Exercise aim: The records below are to be duplicated exactly as they appear.

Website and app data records

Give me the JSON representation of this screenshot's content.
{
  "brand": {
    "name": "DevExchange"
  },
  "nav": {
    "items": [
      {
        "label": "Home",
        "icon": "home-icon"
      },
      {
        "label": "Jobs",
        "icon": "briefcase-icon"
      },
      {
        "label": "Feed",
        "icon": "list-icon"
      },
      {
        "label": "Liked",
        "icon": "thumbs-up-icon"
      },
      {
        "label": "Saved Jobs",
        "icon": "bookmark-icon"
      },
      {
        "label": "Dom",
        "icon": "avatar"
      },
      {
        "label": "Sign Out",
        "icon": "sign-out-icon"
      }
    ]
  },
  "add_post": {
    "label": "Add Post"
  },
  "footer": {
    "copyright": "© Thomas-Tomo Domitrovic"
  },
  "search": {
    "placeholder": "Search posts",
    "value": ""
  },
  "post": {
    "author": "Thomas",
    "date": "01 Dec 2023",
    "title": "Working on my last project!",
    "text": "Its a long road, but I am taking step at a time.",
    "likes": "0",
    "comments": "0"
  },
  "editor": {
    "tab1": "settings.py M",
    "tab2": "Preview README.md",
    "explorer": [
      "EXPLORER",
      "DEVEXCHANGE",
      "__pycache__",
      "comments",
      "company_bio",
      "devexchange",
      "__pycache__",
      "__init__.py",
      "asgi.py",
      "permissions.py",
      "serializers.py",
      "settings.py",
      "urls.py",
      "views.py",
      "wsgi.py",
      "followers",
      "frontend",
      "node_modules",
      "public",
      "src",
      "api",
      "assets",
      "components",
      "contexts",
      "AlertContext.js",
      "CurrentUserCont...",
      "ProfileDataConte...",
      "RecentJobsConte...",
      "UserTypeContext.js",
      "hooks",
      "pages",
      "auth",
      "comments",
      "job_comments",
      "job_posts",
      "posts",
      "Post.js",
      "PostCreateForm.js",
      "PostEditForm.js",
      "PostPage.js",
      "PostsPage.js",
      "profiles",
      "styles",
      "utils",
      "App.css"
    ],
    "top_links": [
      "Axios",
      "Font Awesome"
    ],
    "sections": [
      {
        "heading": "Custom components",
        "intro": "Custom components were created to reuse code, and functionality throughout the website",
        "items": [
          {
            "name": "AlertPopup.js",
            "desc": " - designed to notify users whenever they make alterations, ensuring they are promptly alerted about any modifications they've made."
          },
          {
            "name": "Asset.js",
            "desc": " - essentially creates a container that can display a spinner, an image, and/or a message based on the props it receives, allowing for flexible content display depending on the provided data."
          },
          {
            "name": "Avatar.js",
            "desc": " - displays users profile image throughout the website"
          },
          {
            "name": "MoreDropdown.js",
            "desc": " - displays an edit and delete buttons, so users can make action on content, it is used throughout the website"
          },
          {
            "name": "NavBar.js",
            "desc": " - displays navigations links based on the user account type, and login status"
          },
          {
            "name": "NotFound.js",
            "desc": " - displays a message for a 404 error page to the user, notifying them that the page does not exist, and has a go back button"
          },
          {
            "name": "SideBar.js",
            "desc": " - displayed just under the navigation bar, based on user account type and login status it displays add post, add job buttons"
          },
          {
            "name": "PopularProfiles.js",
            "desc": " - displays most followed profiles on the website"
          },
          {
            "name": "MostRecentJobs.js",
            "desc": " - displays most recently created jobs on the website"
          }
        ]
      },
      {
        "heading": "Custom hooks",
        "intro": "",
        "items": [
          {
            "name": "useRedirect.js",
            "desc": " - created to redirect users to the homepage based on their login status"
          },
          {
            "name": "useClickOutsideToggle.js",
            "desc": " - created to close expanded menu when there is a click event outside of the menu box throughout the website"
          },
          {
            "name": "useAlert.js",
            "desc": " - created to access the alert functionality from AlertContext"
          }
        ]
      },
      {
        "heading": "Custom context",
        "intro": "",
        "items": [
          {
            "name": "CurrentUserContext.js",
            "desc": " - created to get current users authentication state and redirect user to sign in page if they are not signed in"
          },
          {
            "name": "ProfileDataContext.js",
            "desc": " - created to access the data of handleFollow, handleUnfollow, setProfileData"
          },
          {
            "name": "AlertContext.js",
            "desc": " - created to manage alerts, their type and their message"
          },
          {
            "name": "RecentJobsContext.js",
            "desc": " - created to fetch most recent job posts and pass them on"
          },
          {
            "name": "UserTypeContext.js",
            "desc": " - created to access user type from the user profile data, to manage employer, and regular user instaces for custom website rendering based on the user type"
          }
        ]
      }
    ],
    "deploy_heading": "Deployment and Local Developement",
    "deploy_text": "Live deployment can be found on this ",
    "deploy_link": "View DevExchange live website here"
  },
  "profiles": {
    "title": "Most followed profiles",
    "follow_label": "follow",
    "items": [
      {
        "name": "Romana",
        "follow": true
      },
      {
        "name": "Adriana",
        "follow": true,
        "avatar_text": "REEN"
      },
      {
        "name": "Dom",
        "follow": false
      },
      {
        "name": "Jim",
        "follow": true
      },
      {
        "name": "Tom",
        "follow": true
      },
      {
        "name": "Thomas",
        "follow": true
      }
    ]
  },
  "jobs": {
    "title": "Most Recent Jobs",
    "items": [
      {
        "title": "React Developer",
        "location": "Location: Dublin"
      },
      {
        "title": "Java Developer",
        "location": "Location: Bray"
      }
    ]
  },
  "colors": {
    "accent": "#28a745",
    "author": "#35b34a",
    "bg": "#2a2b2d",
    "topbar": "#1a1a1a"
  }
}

Task result:
Give me the JSON representation of this screenshot's content.
{
  "brand": {
    "name": "DevExchange"
  },
  "nav": {
    "items": [
      {
        "label": "Home",
        "icon": "home-icon"
      },
      {
        "label": "Jobs",
        "icon": "briefcase-icon"
      },
      {
        "label": "Feed",
        "icon": "list-icon"
      },
      {
        "label": "Liked",
        "icon": "thumbs-up-icon"
      },
      {
        "label": "Saved Jobs",
        "icon": "bookmark-icon"
      },
      {
        "label": "Dom",
        "icon": "avatar"
      },
      {
        "label": "Sign Out",
        "icon": "sign-out-icon"
      }
    ]
  },
  "add_post": {
    "label": "Add Post"
  },
  "footer": {
    "copyright": "© Thomas-Tomo Domitrovic"
  },
  "search": {
    "placeholder": "Search posts",
    "value": ""
  },
  "post": {
    "author": "Thomas",
    "date": "01 Dec 2023",
    "title": "Working on my last project!",
    "text": "Its a long road, but I am taking step at a time.",
    "likes": "0",
    "comments": "0"
  },
  "editor": {
    "tab1": "settings.py M",
    "tab2": "Preview README.md",
    "explorer": [
      "EXPLORER",
      "DEVEXCHANGE",
      "__pycache__",
      "comments",
      "company_bio",
      "devexchange",
      "__pycache__",
      "__init__.py",
      "asgi.py",
      "permissions.py",
      "serializers.py",
      "settings.py",
      "urls.py",
      "views.py",
      "wsgi.py",
      "followers",
      "frontend",
      "node_modules",
      "public",
      "src",
      "api",
      "assets",
      "components",
      "contexts",
      "AlertContext.js",
      "CurrentUserCont...",
      "ProfileDataConte...",
      "RecentJobsConte...",
      "UserTypeContext.js",
      "hooks",
      "pages",
      "auth",
      "comments",
      "job_comments",
      "job_posts",
      "posts",
      "Post.js",
      "PostCreateForm.js",
      "PostEditForm.js",
      "PostPage.js",
      "PostsPage.js",
      "profiles",
      "styles",
      "utils",
      "App.css"
    ],
    "top_links": [
      "Axios",
      "Font Awesome"
    ],
    "sections": [
      {
        "heading": "Custom components",
        "intro": "Custom components were created to reuse code, and functionality throughout the website",
        "items": [
          {
            "name": "AlertPopup.js",
            "desc": " - designed to notify users whenever they make alterations, ensuring they are promptly alerted about any modifications they've made."
          },
          {
            "name": "Asset.js",
            "desc": " - essentially creates a container that can display a spinner, an image, and/or a message based on the props it receives, allowing for flexible content display depending on the provided data."
          },
          {
            "name": "Avatar.js",
            "desc": " - displays users profile image throughout the website"
          },
          {
            "name": "MoreDropdown.js",
            "desc": " - displays an edit and delete buttons, so users can make action on content, it is used throughout the website"
          },
          {
            "name": "NavBar.js",
            "desc": " - displays navigations links based on the user account type, and login status"
          },
          {
            "name": "NotFound.js",
            "desc": " - displays a message for a 404 error page to the user, notifying them that the page does not exist, and has a go back button"
          },
          {
            "name": "SideBar.js",
            "desc": " - displayed just under the navigation bar, based on user account type and login status it displays add post, add job buttons"
          },
          {
            "name": "PopularProfiles.js",
            "desc": " - displays most followed profiles on the website"
          },
          {
            "name": "MostRecentJobs.js",
            "desc": " - displays most recently created jobs on the website"
          }
        ]
      },
      {
        "heading": "Custom hooks",
        "intro": "",
        "items": [
          {
            "name": "useRedirect.js",
            "desc": " - created to redirect users to the homepage based on their login status"
          },
          {
            "name": "useClickOutsideToggle.js",
            "desc": " - created to close expanded menu when there is a click event outside of the menu box throughout the website"
          },
          {
            "name": "useAlert.js",
            "desc": " - created to access the alert functionality from AlertContext"
          }
        ]
      },
      {
        "heading": "Custom context",
        "intro": "",
        "items": [
          {
            "name": "CurrentUserContext.js",
            "desc": " - created to get current users authentication state and redirect user to sign in page if they are not signed in"
          },
          {
            "name": "ProfileDataContext.js",
            "desc": " - created to access the data of handleFollow, handleUnfollow, setProfileData"
          },
          {
            "name": "AlertContext.js",
            "desc": " - created to manage alerts, their type and their message"
          },
          {
            "name": "RecentJobsContext.js",
            "desc": " - created to fetch most recent job posts and pass them on"
          },
          {
            "name": "UserTypeContext.js",
            "desc": " - created to access user type from the user profile data, to manage employer, and regular user instaces for custom website rendering based on the user type"
          }
        ]
      }
    ],
    "deploy_heading": "Deployment and Local Developement",
    "deploy_text": "Live deployment can be found on this ",
    "deploy_link": "View DevExchange live website here"
  },
  "profiles": {
    "title": "Most followed profiles",
    "follow_label": "follow",
    "items": [
      {
        "name": "Romana",
        "follow": true
      },
      {
        "name": "Adriana",
        "follow": true,
        "avatar_text": "REEN"
      },
      {
        "name": "Dom",
        "follow": false
      },
      {
        "name": "Jim",
        "follow": true
      },
      {
        "name": "Tom",
        "follow": true
      },
      {
        "name": "Thomas",
        "follow": true
      }
    ]
  },
  "jobs": {
    "title": "Most Recent Jobs",
    "items": [
      {
        "title": "React Developer",
        "location": "Location: Dublin"
      },
      {
        "title": "Java Developer",
        "location": "Location: Bray"
      }
    ]
  },
  "colors": {
    "accent": "#28a745",
    "author": "#35b34a",
    "bg": "#2a2b2d",
    "topbar": "#1a1a1a"
  }
}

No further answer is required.